▶ _PROVIDED MATERIAL_
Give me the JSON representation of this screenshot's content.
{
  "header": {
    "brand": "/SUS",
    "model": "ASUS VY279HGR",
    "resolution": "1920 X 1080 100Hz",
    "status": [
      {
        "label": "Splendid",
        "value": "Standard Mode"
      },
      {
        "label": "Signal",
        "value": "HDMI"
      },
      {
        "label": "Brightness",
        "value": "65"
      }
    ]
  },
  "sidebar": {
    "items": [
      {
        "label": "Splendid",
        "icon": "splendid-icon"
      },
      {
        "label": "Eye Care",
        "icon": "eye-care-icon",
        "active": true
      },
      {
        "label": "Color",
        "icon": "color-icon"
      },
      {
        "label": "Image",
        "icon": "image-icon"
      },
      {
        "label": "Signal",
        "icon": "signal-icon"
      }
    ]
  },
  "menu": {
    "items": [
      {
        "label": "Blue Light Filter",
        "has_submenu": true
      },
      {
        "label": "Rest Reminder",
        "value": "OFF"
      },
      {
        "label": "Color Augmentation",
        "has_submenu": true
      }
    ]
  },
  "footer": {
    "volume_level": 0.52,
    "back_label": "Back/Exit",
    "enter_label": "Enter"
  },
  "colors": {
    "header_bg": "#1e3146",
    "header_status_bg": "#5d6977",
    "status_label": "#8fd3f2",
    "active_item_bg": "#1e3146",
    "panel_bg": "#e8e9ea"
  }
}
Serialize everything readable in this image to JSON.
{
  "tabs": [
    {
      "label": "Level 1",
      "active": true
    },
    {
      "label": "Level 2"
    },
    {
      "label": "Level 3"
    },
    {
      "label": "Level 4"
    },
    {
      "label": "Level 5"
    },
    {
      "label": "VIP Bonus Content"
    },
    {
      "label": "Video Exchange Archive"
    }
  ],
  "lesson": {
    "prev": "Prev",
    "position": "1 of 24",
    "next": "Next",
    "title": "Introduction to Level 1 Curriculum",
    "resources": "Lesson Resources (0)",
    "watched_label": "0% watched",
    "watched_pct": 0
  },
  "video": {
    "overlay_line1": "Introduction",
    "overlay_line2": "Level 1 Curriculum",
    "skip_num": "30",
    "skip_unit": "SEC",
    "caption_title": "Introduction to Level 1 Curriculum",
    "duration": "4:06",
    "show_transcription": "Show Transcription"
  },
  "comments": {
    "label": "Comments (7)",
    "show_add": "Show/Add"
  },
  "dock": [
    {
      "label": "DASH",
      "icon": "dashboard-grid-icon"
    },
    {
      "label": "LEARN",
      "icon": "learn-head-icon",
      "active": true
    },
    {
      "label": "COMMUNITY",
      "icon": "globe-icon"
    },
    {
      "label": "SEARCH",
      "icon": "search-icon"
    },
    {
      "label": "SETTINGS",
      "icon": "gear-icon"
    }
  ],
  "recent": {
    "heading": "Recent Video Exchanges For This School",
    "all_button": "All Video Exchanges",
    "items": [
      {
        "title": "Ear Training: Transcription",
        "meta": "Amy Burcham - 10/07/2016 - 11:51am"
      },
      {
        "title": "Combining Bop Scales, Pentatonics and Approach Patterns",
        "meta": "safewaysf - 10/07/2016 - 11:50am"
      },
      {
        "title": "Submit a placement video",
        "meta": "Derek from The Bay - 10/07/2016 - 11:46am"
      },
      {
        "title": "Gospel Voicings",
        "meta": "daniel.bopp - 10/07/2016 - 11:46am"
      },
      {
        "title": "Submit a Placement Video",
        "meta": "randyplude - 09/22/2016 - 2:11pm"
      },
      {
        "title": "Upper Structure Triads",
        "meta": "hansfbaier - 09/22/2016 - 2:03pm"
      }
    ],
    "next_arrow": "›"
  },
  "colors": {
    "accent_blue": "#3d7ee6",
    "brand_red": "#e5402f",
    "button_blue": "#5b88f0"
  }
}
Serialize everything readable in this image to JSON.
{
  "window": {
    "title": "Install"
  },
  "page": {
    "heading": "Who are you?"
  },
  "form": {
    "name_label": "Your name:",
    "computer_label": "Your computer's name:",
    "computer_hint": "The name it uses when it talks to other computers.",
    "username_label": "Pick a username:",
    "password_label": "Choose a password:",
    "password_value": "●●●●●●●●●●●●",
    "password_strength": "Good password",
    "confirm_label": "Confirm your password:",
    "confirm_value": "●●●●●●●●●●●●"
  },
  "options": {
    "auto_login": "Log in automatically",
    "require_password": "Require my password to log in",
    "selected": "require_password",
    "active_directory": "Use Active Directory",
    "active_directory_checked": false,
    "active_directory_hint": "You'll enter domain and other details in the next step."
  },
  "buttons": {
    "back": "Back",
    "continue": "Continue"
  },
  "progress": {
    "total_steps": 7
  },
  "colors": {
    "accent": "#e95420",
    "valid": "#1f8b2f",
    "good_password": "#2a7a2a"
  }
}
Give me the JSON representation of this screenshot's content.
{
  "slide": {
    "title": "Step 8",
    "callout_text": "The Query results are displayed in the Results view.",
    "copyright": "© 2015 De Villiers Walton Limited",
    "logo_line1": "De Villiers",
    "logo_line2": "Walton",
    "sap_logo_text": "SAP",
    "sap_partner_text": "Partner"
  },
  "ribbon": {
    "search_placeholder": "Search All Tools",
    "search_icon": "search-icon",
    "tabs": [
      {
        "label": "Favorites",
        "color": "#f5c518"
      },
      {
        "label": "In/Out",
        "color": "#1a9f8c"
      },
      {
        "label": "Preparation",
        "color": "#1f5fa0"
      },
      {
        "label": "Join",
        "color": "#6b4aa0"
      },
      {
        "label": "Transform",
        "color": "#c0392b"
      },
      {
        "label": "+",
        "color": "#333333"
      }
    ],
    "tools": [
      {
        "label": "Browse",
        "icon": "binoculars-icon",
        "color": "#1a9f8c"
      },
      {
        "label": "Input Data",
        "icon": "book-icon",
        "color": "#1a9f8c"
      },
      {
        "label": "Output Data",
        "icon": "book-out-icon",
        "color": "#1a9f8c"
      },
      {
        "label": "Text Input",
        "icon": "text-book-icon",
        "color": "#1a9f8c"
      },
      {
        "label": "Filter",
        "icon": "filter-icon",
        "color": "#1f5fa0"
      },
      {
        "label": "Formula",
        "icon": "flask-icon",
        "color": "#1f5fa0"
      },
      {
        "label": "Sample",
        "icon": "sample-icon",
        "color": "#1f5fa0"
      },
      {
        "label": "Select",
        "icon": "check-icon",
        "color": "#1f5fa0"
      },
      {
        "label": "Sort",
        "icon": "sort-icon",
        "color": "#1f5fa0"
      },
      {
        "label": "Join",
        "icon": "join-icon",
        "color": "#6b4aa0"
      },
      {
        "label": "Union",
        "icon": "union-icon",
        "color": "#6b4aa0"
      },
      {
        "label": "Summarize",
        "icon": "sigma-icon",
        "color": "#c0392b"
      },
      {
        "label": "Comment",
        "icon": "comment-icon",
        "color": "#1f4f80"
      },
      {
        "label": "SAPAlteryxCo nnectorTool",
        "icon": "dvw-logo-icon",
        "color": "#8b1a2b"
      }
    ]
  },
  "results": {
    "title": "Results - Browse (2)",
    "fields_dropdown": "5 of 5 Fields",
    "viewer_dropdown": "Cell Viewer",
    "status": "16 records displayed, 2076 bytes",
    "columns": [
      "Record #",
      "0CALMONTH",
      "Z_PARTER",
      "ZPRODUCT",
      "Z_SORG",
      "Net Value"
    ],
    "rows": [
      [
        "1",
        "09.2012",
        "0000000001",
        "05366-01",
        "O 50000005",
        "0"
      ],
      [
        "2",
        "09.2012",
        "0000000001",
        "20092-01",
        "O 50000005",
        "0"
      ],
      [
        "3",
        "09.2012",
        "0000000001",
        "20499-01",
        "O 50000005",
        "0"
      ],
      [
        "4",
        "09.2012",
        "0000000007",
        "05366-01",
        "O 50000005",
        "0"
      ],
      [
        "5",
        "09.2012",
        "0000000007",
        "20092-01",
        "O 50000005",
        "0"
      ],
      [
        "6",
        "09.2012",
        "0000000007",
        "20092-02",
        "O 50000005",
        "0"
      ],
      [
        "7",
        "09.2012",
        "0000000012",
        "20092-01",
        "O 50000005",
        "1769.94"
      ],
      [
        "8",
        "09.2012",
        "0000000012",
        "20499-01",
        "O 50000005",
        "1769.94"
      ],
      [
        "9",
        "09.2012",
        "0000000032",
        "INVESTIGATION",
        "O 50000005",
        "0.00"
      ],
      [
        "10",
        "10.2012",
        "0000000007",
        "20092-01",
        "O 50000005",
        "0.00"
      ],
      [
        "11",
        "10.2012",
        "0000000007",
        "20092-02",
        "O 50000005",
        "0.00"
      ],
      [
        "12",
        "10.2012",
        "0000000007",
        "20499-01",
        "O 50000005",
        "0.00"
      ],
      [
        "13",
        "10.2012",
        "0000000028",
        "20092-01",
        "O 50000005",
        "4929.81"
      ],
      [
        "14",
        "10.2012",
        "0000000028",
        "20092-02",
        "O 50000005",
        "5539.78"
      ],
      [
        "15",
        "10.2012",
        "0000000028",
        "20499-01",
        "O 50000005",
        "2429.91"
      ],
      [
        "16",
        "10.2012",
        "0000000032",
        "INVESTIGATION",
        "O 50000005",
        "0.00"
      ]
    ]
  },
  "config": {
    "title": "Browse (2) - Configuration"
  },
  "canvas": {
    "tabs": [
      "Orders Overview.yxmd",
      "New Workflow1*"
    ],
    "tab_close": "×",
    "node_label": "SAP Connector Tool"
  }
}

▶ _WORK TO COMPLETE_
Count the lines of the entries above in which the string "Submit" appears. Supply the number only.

▶ _SOLUTION_
2